• [DATASET EXTRACT]:
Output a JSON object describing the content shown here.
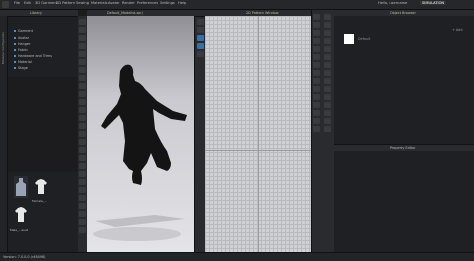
{
  "menubar": {
    "items": [
      "File",
      "Edit",
      "3D Garment",
      "2D Pattern",
      "Sewing",
      "Materials",
      "Avatar",
      "Render",
      "Preferences",
      "Settings",
      "Help"
    ],
    "username": "Hello, username",
    "brand": "SIMULATION"
  },
  "library": {
    "title": "Library",
    "side_label": "Modular Configurator",
    "tree": {
      "root": "Garment",
      "items": [
        "Avatar",
        "Hanger",
        "Fabric",
        "Hardware and Trims",
        "Material",
        "Stage"
      ]
    },
    "thumbnails": [
      {
        "label": "Female_..."
      },
      {
        "label": ""
      },
      {
        "label": "Male_...avat"
      }
    ]
  },
  "viewport3d": {
    "title": "Default_Modelist.zprj"
  },
  "viewport2d": {
    "title": "2D Pattern Window"
  },
  "object_browser": {
    "title": "Object Browser",
    "add_label": "+ Add",
    "item_label": "Default"
  },
  "property_editor": {
    "title": "Property Editor"
  },
  "statusbar": {
    "text": "Version: 7.0.0.0 (r48498)"
  },
  "colors": {
    "accent": "#4a90d9",
    "panel": "#1f2023",
    "toolbar": "#2a2b2e"
  }
}
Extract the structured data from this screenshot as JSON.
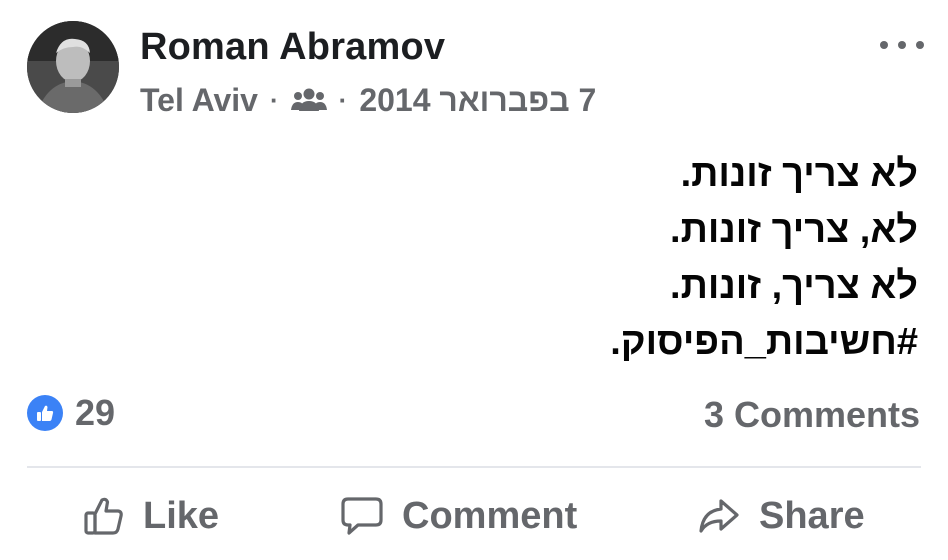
{
  "post": {
    "author": "Roman Abramov",
    "location": "Tel Aviv",
    "separator": "·",
    "date": "7 בפברואר 2014",
    "audience_icon": "friends-icon",
    "more_icon": "more-options-icon",
    "text_lines": [
      "לא צריך זונות.",
      "לא, צריך זונות.",
      "לא צריך, זונות.",
      "#חשיבות_הפיסוק."
    ]
  },
  "stats": {
    "like_icon": "like-icon",
    "likes": "29",
    "comments": "3 Comments"
  },
  "actions": {
    "like": "Like",
    "comment": "Comment",
    "share": "Share"
  },
  "colors": {
    "accent": "#3b82f6",
    "muted_text": "#65676b",
    "text": "#050505"
  }
}
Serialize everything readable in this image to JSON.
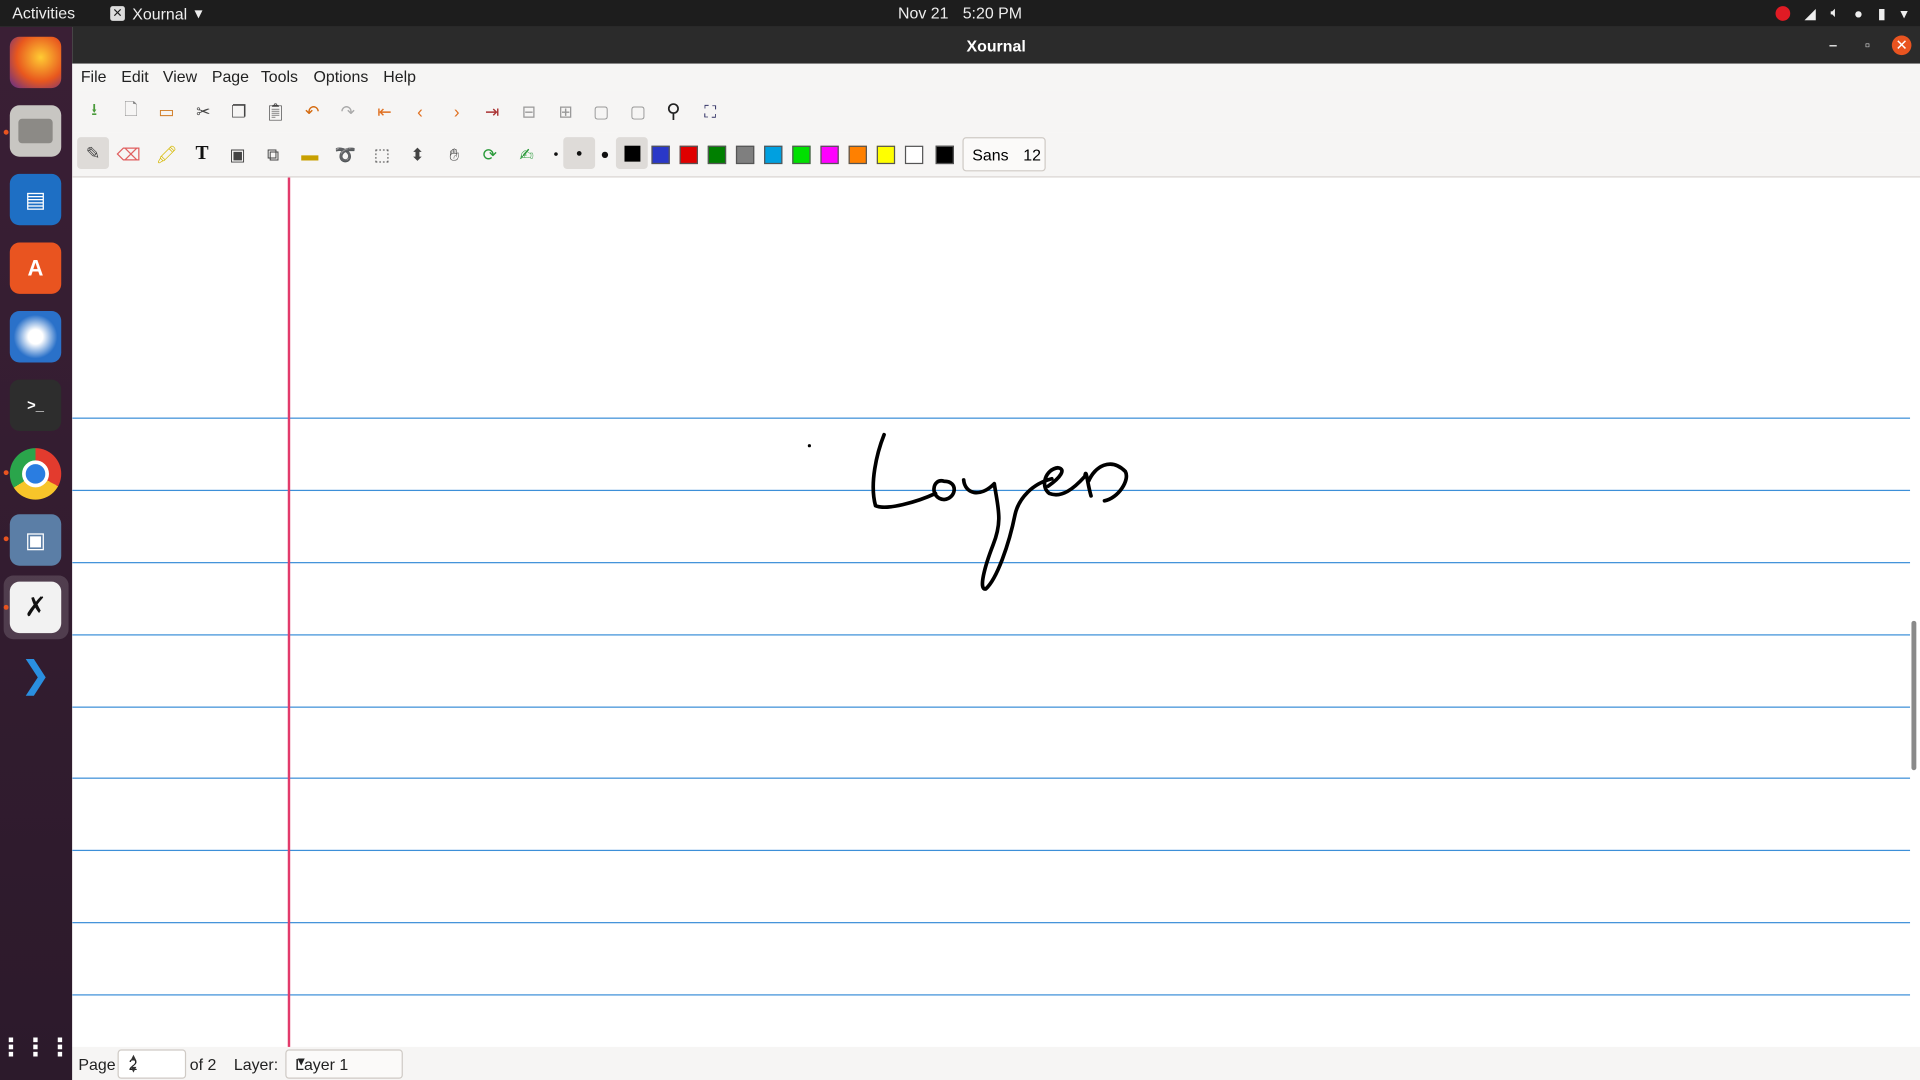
{
  "topbar": {
    "activities": "Activities",
    "app_name": "Xournal",
    "date": "Nov 21",
    "time": "5:20 PM"
  },
  "window": {
    "title": "Xournal"
  },
  "menu": {
    "file": "File",
    "edit": "Edit",
    "view": "View",
    "page": "Page",
    "tools": "Tools",
    "options": "Options",
    "help": "Help"
  },
  "font": {
    "name": "Sans",
    "size": "12"
  },
  "colors": {
    "swatches": [
      "#000000",
      "#2a38c8",
      "#e00000",
      "#007f00",
      "#7f7f7f",
      "#00a0e0",
      "#00e000",
      "#ff00ff",
      "#ff8000",
      "#ffff00",
      "#ffffff",
      "#000000"
    ]
  },
  "statusbar": {
    "page_label": "Page",
    "page_value": "2",
    "of_pages": "of 2",
    "layer_label": "Layer:",
    "layer_value": "Layer 1"
  },
  "canvas": {
    "handwriting": "Loyer"
  }
}
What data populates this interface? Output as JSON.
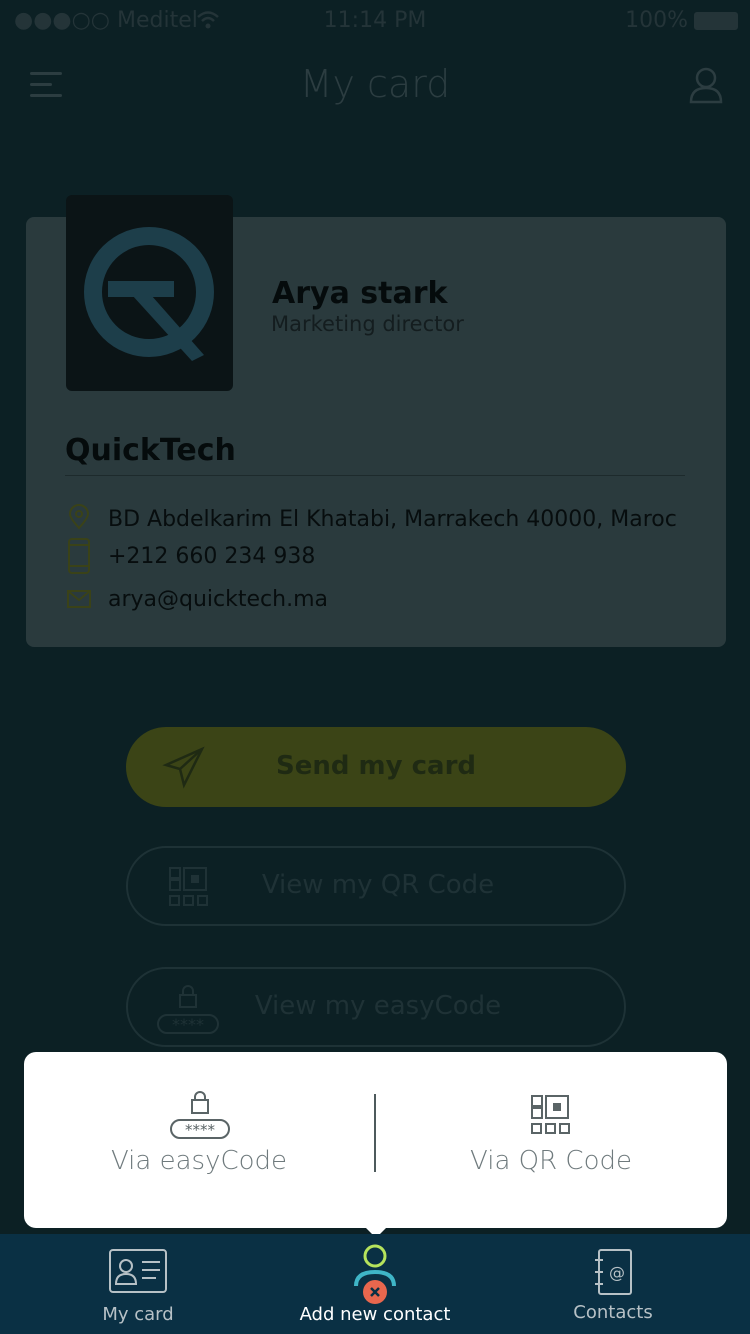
{
  "status_bar": {
    "carrier": "●●●○○ Meditel",
    "time": "11:14 PM",
    "battery": "100%"
  },
  "nav": {
    "title": "My card"
  },
  "card": {
    "name": "Arya stark",
    "job_title": "Marketing director",
    "company": "QuickTech",
    "address": "BD Abdelkarim El Khatabi, Marrakech 40000, Maroc",
    "phone": "+212 660 234 938",
    "email": "arya@quicktech.ma"
  },
  "actions": {
    "send_label": "Send my card",
    "qr_label": "View my QR Code",
    "easycode_label": "View my easyCode"
  },
  "popup": {
    "easycode_label": "Via easyCode",
    "qr_label": "Via QR Code",
    "code_mask": "****"
  },
  "tabs": {
    "my_card": "My card",
    "add_contact": "Add  new contact",
    "contacts": "Contacts"
  },
  "colors": {
    "accent_yellow_green": "#c2d22b",
    "tab_bar": "#0a3044",
    "close_badge": "#e8674e",
    "active_ring": "#b6e35c"
  }
}
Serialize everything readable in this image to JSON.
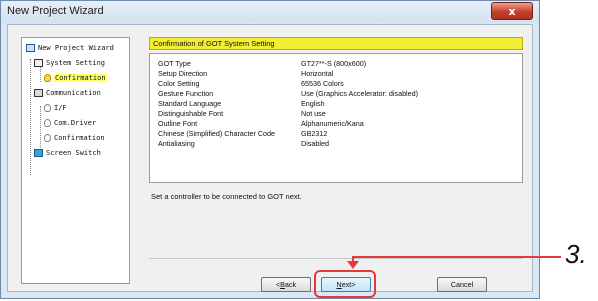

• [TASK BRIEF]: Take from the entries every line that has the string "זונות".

• [REPLY]:
      "לא צריך זונות.",
      "לא, צריך זונות.",
      "לא צריך, זונות.",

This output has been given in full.